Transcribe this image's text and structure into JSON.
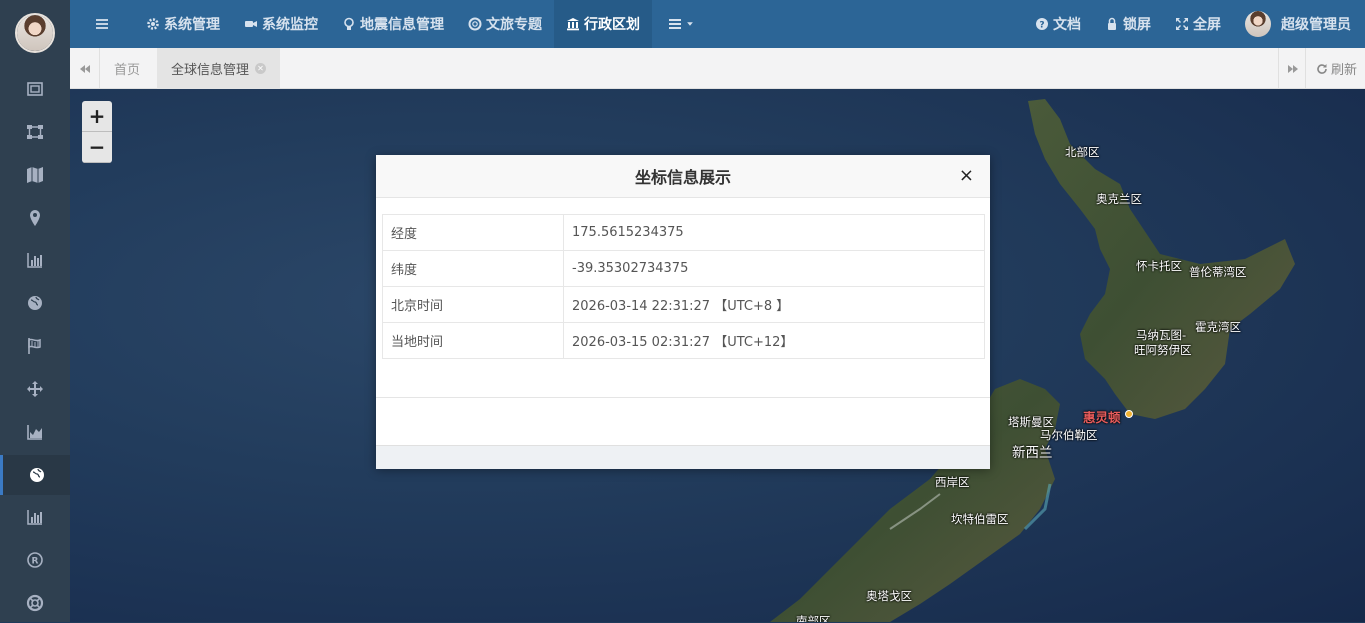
{
  "sidebar": {
    "items": [
      {
        "icon": "frame-icon"
      },
      {
        "icon": "network-icon"
      },
      {
        "icon": "map-icon"
      },
      {
        "icon": "map-pin-icon"
      },
      {
        "icon": "bar-chart-icon"
      },
      {
        "icon": "globe-icon"
      },
      {
        "icon": "flag-icon"
      },
      {
        "icon": "move-icon"
      },
      {
        "icon": "area-chart-icon"
      },
      {
        "icon": "globe-icon",
        "active": true
      },
      {
        "icon": "bar-chart-icon"
      },
      {
        "icon": "registered-icon"
      },
      {
        "icon": "life-ring-icon"
      }
    ]
  },
  "topnav": {
    "items": [
      {
        "label": "系统管理",
        "icon": "gear-icon"
      },
      {
        "label": "系统监控",
        "icon": "video-camera-icon"
      },
      {
        "label": "地震信息管理",
        "icon": "lightbulb-icon"
      },
      {
        "label": "文旅专题",
        "icon": "life-ring-icon"
      },
      {
        "label": "行政区划",
        "icon": "bank-icon",
        "active": true
      }
    ],
    "right": {
      "docs": "文档",
      "lock": "锁屏",
      "fullscreen": "全屏",
      "user": "超级管理员"
    }
  },
  "tabs": {
    "items": [
      "首页",
      "全球信息管理"
    ],
    "active": "全球信息管理",
    "refresh": "刷新"
  },
  "map": {
    "zoom_in": "+",
    "zoom_out": "−",
    "labels": [
      "北部区",
      "奥克兰区",
      "怀卡托区",
      "普伦蒂湾区",
      "马纳瓦图-",
      "旺阿努伊区",
      "霍克湾区",
      "惠灵顿",
      "塔斯曼区",
      "马尔伯勒区",
      "新西兰",
      "西岸区",
      "坎特伯雷区",
      "奥塔戈区",
      "南部区"
    ]
  },
  "modal": {
    "title": "坐标信息展示",
    "close": "×",
    "rows": [
      {
        "key": "经度",
        "value": "175.5615234375"
      },
      {
        "key": "纬度",
        "value": "-39.35302734375"
      },
      {
        "key": "北京时间",
        "value": "2026-03-14 22:31:27 【UTC+8 】"
      },
      {
        "key": "当地时间",
        "value": "2026-03-15 02:31:27 【UTC+12】"
      }
    ]
  },
  "colors": {
    "sidebar": "#2f4050",
    "topnav": "#2c6596",
    "accent": "#3b7ac4"
  }
}
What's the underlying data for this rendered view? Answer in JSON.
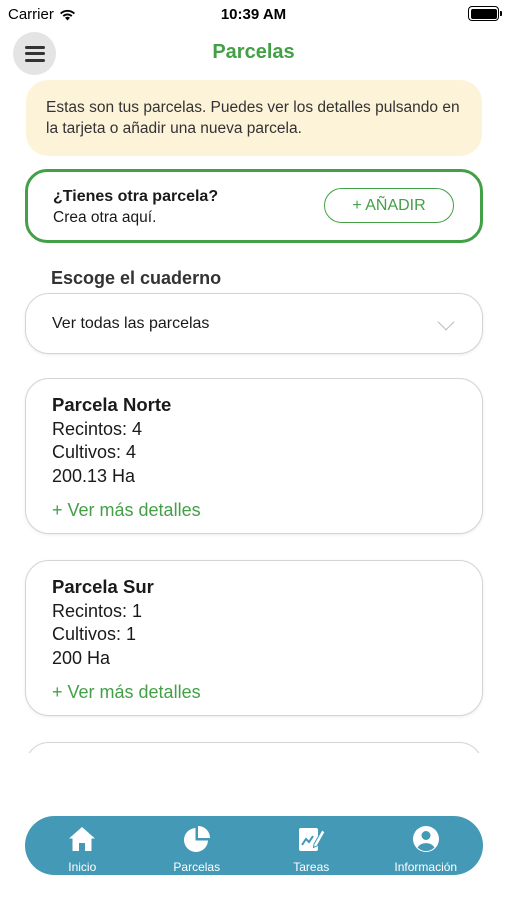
{
  "status_bar": {
    "carrier": "Carrier",
    "time": "10:39 AM"
  },
  "header": {
    "title": "Parcelas"
  },
  "info_banner": {
    "text": "Estas son tus parcelas. Puedes ver los detalles pulsando en la tarjeta o añadir una nueva parcela."
  },
  "add_card": {
    "question": "¿Tienes otra parcela?",
    "subtitle": "Crea otra aquí.",
    "button_label": "+ AÑADIR"
  },
  "notebook": {
    "label": "Escoge el cuaderno",
    "selected": "Ver todas las parcelas"
  },
  "parcels": [
    {
      "name": "Parcela Norte",
      "recintos": "Recintos: 4",
      "cultivos": "Cultivos: 4",
      "area": "200.13 Ha",
      "more": "+ Ver más detalles"
    },
    {
      "name": "Parcela Sur",
      "recintos": "Recintos: 1",
      "cultivos": "Cultivos: 1",
      "area": "200 Ha",
      "more": "+ Ver más detalles"
    }
  ],
  "tabs": [
    {
      "label": "Inicio",
      "icon": "home-icon"
    },
    {
      "label": "Parcelas",
      "icon": "pie-chart-icon"
    },
    {
      "label": "Tareas",
      "icon": "task-edit-icon"
    },
    {
      "label": "Información",
      "icon": "user-circle-icon"
    }
  ],
  "colors": {
    "accent": "#43a047",
    "banner": "#fdf3d9",
    "tab_bar": "#4499b7"
  }
}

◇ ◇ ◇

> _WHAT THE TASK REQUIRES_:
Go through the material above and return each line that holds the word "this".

> _OUTPUT BELOW_:
Transcribe this image's text and structure into JSON.
What's the underlying data for this rendered view? Answer in JSON.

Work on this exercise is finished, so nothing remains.